• YOUR TASK: Identify all lines in the data containing the string "hours". Copy them out.

• DATA UNDER STUDY:

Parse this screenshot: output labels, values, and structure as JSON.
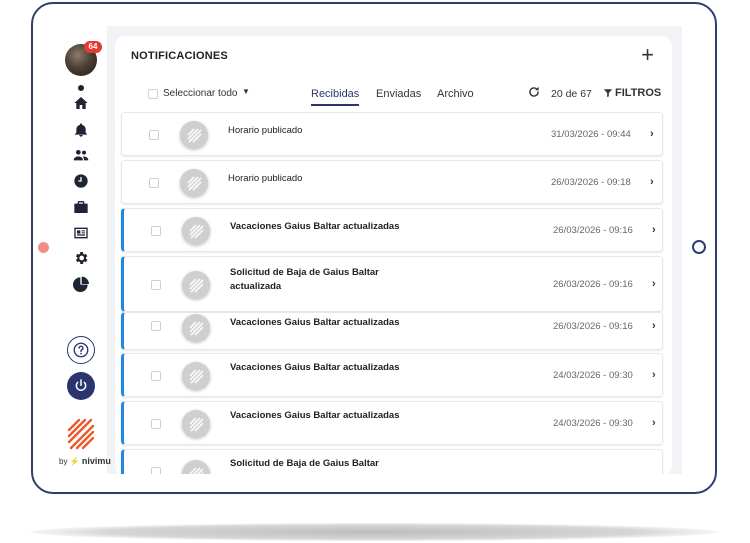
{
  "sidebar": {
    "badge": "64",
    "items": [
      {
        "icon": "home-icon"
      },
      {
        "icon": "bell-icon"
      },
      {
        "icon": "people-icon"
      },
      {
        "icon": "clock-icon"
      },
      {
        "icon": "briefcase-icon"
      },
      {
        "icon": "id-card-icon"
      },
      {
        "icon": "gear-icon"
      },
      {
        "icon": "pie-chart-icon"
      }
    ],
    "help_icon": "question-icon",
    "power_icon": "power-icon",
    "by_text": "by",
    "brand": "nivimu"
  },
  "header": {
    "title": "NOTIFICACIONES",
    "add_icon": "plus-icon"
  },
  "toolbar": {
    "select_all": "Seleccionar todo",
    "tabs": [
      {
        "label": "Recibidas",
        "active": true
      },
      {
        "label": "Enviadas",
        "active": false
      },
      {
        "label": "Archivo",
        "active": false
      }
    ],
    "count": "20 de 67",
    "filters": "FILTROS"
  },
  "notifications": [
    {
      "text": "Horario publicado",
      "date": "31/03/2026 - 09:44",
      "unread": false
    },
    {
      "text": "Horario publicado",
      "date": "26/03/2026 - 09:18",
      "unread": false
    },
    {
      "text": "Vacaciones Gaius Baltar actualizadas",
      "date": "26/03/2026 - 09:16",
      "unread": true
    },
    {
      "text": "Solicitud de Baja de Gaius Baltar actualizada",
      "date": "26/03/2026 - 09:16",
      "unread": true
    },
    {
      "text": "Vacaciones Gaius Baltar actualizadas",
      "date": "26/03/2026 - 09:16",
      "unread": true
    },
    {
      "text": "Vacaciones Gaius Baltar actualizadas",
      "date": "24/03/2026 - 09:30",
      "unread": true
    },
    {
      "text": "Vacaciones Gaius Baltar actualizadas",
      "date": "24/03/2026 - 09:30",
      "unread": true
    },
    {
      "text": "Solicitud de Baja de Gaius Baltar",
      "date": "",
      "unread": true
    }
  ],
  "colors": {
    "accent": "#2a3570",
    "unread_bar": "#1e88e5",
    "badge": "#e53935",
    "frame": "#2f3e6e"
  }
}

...

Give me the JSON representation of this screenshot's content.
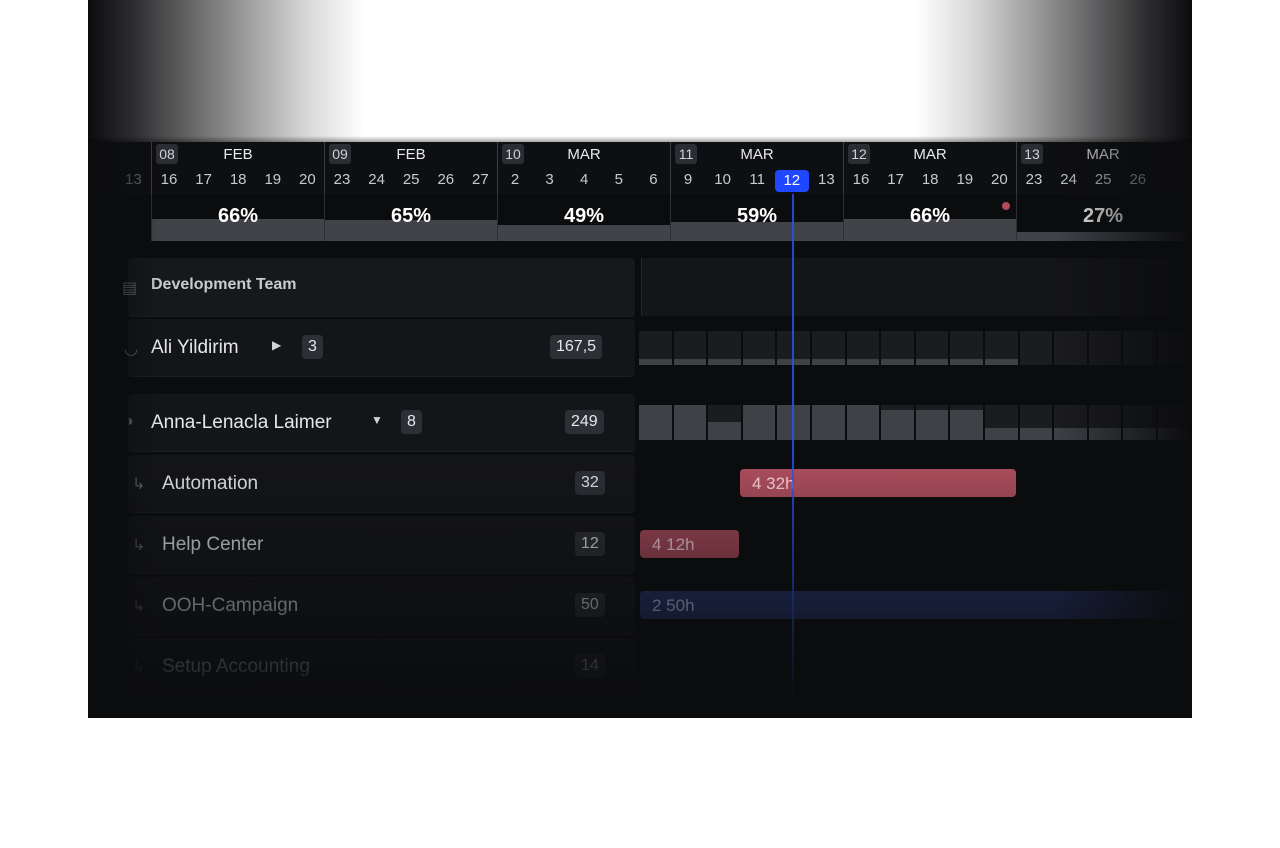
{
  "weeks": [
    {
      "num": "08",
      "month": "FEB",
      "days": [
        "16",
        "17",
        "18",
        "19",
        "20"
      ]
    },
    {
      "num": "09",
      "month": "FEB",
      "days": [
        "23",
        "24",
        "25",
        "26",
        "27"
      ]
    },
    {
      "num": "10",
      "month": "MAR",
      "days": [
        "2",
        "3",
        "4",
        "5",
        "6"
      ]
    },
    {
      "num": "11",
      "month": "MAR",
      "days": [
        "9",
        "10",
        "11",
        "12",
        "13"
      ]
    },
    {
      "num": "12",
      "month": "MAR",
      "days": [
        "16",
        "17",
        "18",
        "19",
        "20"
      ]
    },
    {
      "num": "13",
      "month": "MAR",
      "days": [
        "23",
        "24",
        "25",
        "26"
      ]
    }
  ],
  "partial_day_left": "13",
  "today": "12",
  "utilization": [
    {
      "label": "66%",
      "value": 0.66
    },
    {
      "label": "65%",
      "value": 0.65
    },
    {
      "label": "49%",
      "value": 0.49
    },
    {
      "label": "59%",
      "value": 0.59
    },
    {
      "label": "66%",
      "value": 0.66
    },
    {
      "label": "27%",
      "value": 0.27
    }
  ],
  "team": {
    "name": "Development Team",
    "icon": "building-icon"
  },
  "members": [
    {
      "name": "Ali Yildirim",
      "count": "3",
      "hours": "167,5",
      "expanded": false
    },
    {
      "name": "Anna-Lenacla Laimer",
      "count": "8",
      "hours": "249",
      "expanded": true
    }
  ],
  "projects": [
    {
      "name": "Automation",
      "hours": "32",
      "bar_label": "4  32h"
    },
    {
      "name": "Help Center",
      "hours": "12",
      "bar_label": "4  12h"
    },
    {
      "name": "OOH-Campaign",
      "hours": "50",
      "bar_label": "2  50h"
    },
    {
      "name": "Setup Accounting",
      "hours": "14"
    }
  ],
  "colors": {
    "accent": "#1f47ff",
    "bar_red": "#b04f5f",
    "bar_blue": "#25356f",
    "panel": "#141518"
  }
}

• RESULT FOR THIS TASK:
      "hours": "167,5",
      "hours": "249",
      "hours": "32",
      "hours": "12",
      "hours": "50",
      "hours": "14"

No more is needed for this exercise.